"""
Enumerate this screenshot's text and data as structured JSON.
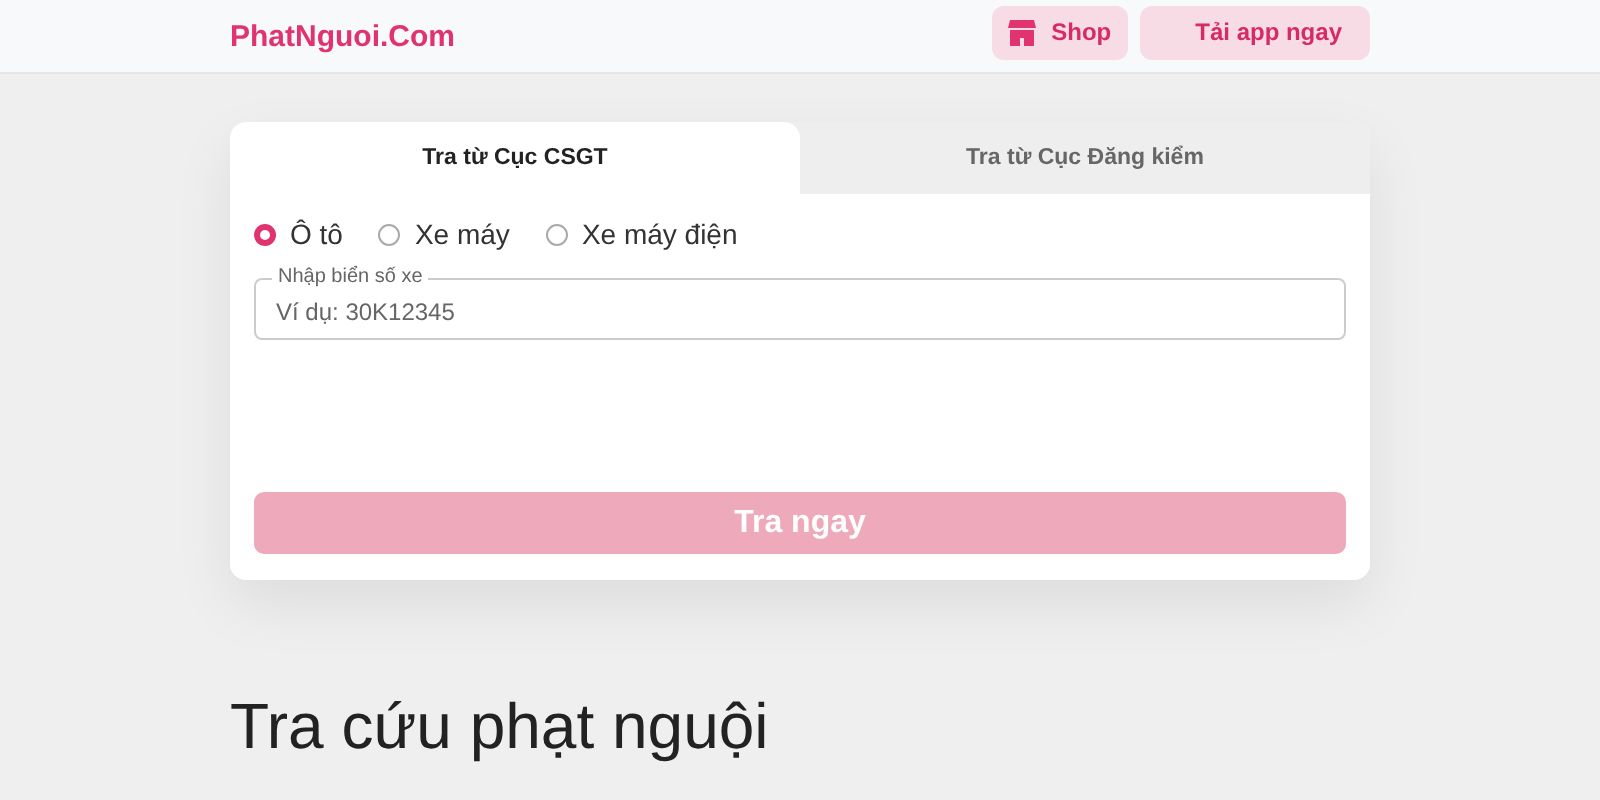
{
  "header": {
    "logo": "PhatNguoi.Com",
    "buttons": [
      {
        "kind": "shop",
        "label": "Shop"
      },
      {
        "kind": "app",
        "label": "Tải app ngay"
      }
    ]
  },
  "tabs": [
    {
      "label": "Tra từ Cục CSGT",
      "selected": true
    },
    {
      "label": "Tra từ Cục Đăng kiểm",
      "selected": false
    }
  ],
  "vehicle_types": [
    {
      "label": "Ô tô",
      "selected": true
    },
    {
      "label": "Xe máy",
      "selected": false
    },
    {
      "label": "Xe máy điện",
      "selected": false
    }
  ],
  "plate_field": {
    "label": "Nhập biển số xe",
    "placeholder": "Ví dụ: 30K12345"
  },
  "submit": {
    "label": "Tra ngay",
    "disabled": true
  },
  "heading": "Tra cứu phạt nguội"
}
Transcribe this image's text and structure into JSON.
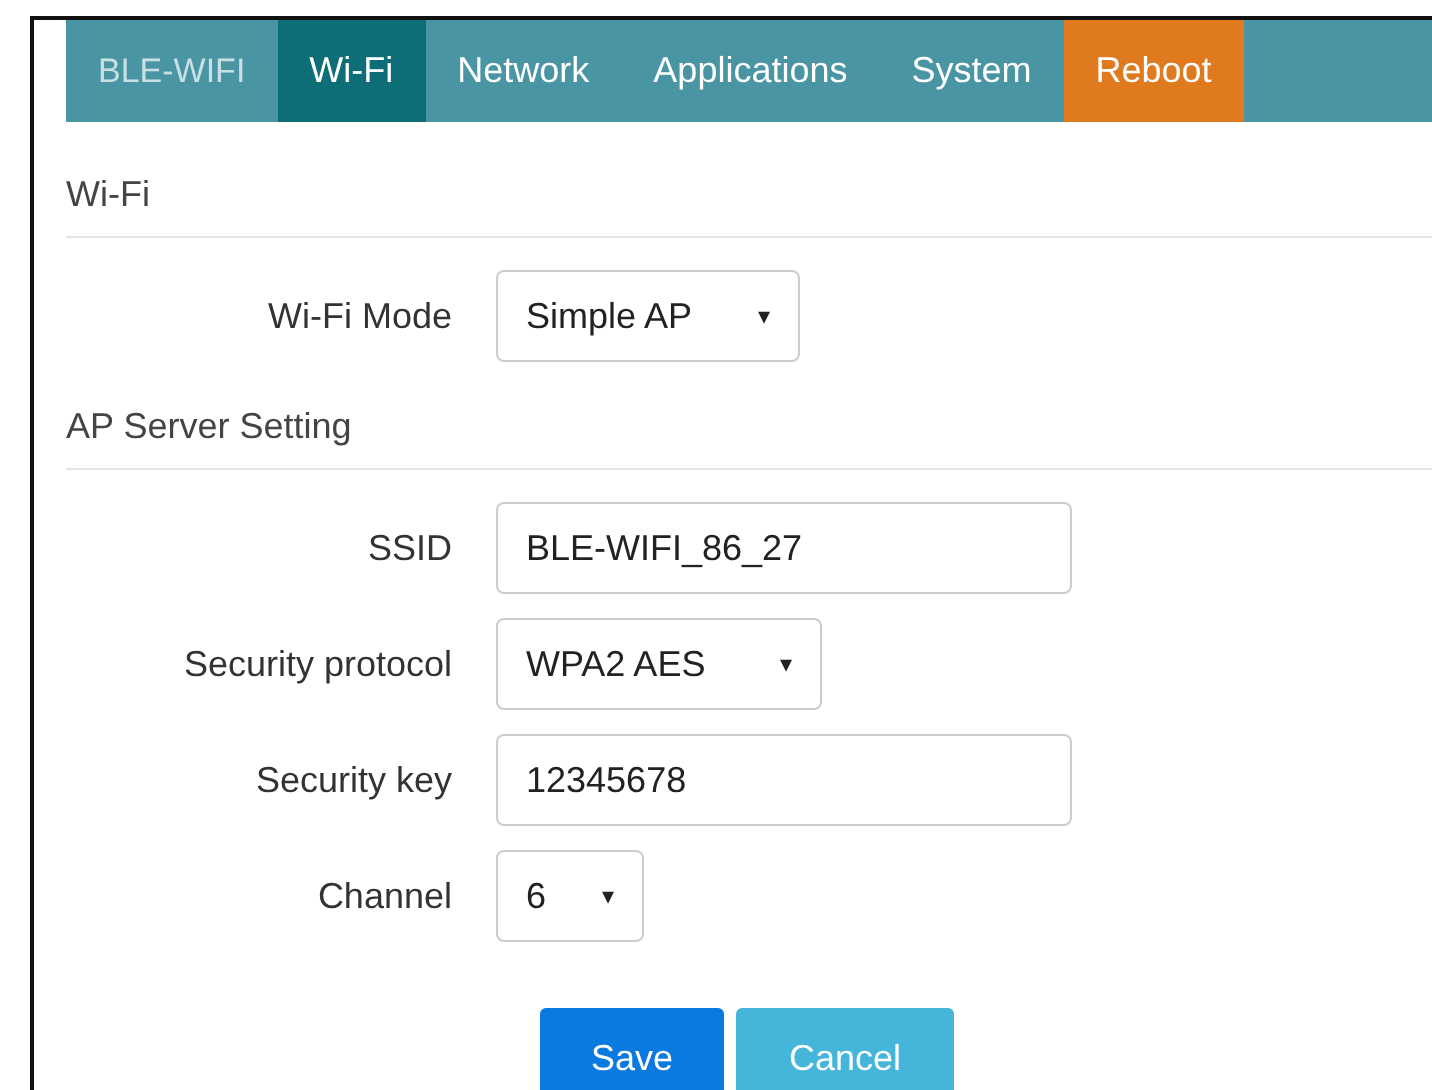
{
  "nav": [
    {
      "label": "BLE-WIFI",
      "kind": "brand",
      "selected": false
    },
    {
      "label": "Wi-Fi",
      "kind": "tab",
      "selected": true
    },
    {
      "label": "Network",
      "kind": "tab",
      "selected": false
    },
    {
      "label": "Applications",
      "kind": "tab",
      "selected": false
    },
    {
      "label": "System",
      "kind": "tab",
      "selected": false
    },
    {
      "label": "Reboot",
      "kind": "reboot",
      "selected": false
    }
  ],
  "sections": [
    {
      "title": "Wi-Fi",
      "fields": [
        {
          "label": "Wi-Fi Mode",
          "kind": "select",
          "value": "Simple AP",
          "caret": "▾"
        }
      ]
    },
    {
      "title": "AP Server Setting",
      "fields": [
        {
          "label": "SSID",
          "kind": "text",
          "value": "BLE-WIFI_86_27"
        },
        {
          "label": "Security protocol",
          "kind": "select",
          "value": "WPA2 AES",
          "caret": "▾"
        },
        {
          "label": "Security key",
          "kind": "text",
          "value": "12345678"
        },
        {
          "label": "Channel",
          "kind": "select",
          "value": "6",
          "caret": "▾"
        }
      ]
    }
  ],
  "buttons": [
    {
      "label": "Save",
      "kind": "primary"
    },
    {
      "label": "Cancel",
      "kind": "secondary"
    }
  ]
}
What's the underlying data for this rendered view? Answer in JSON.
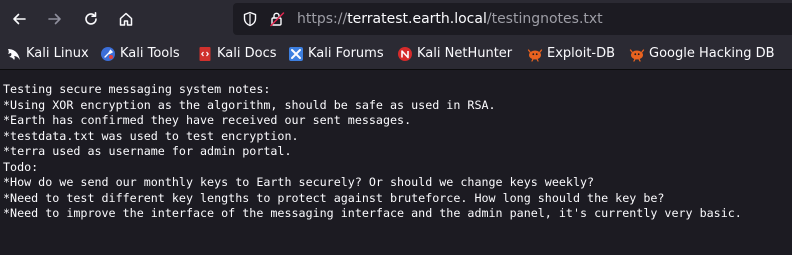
{
  "toolbar": {
    "back": "back-arrow-icon",
    "forward": "forward-arrow-icon",
    "reload": "reload-icon",
    "home": "home-icon"
  },
  "address": {
    "prefix": "https://",
    "host": "terratest.earth.local",
    "path": "/testingnotes.txt"
  },
  "bookmarks": [
    {
      "label": "Kali Linux",
      "icon": "kali-dragon-icon"
    },
    {
      "label": "Kali Tools",
      "icon": "kali-tools-icon"
    },
    {
      "label": "Kali Docs",
      "icon": "kali-docs-icon"
    },
    {
      "label": "Kali Forums",
      "icon": "kali-forums-icon"
    },
    {
      "label": "Kali NetHunter",
      "icon": "nethunter-icon"
    },
    {
      "label": "Exploit-DB",
      "icon": "exploit-db-icon"
    },
    {
      "label": "Google Hacking DB",
      "icon": "ghdb-icon"
    }
  ],
  "document": {
    "lines": [
      "Testing secure messaging system notes:",
      "*Using XOR encryption as the algorithm, should be safe as used in RSA.",
      "*Earth has confirmed they have received our sent messages.",
      "*testdata.txt was used to test encryption.",
      "*terra used as username for admin portal.",
      "Todo:",
      "*How do we send our monthly keys to Earth securely? Or should we change keys weekly?",
      "*Need to test different key lengths to protect against bruteforce. How long should the key be?",
      "*Need to improve the interface of the messaging interface and the admin panel, it's currently very basic."
    ]
  },
  "colors": {
    "page_bg": "#1c1b22",
    "chrome_bg": "#2b2a33",
    "text": "#fbfbfe",
    "url_dim": "#9e9ea6"
  }
}
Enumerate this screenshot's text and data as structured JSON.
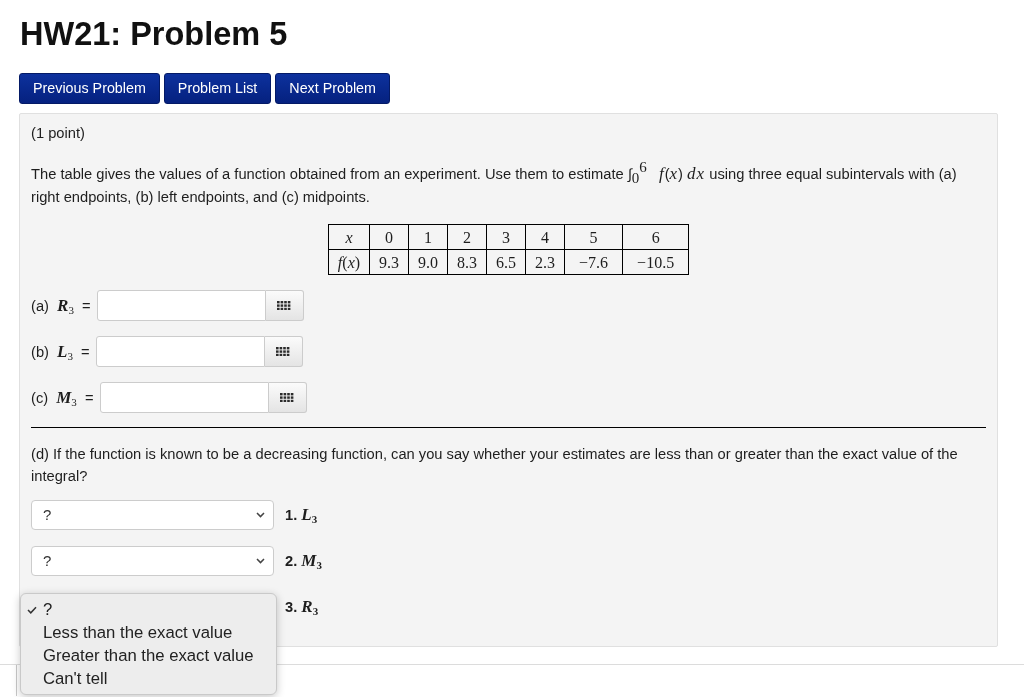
{
  "title": "HW21: Problem 5",
  "nav_buttons": [
    "Previous Problem",
    "Problem List",
    "Next Problem"
  ],
  "problem": {
    "points": "(1 point)",
    "statement": "The table gives the values of a function obtained from an experiment. Use them to estimate ∫$_{0}$$^{6}$ *f*(*x*) *dx* using three equal subintervals with (a) right endpoints, (b) left endpoints, and (c) midpoints.",
    "table": {
      "rows": [
        [
          "*x*",
          "0",
          "1",
          "2",
          "3",
          "4",
          "5",
          "6"
        ],
        [
          "*f*(*x*)",
          "9.3",
          "9.0",
          "8.3",
          "6.5",
          "2.3",
          "−7.6",
          "−10.5"
        ]
      ]
    },
    "answers": [
      {
        "label": "(a) *R*$_{3}$ ="
      },
      {
        "label": "(b) *L*$_{3}$ ="
      },
      {
        "label": "(c) *M*$_{3}$ ="
      }
    ],
    "question": "(d) If the function is known to be a decreasing function, can you say whether your estimates are less than or greater than the exact value of the integral?",
    "dropdowns": [
      {
        "value": "?",
        "open": false,
        "label": "1. *L*$_{3}$"
      },
      {
        "value": "?",
        "open": false,
        "label": "2. *M*$_{3}$"
      },
      {
        "open": true,
        "label": "3. *R*$_{3}$",
        "options": [
          {
            "text": "?",
            "selected": true
          },
          {
            "text": "Less than the exact value",
            "selected": false
          },
          {
            "text": "Greater than the exact value",
            "selected": false
          },
          {
            "text": "Can't tell",
            "selected": false
          }
        ]
      }
    ]
  }
}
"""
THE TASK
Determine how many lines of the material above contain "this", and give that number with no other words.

EXERCISE RESPONSE
4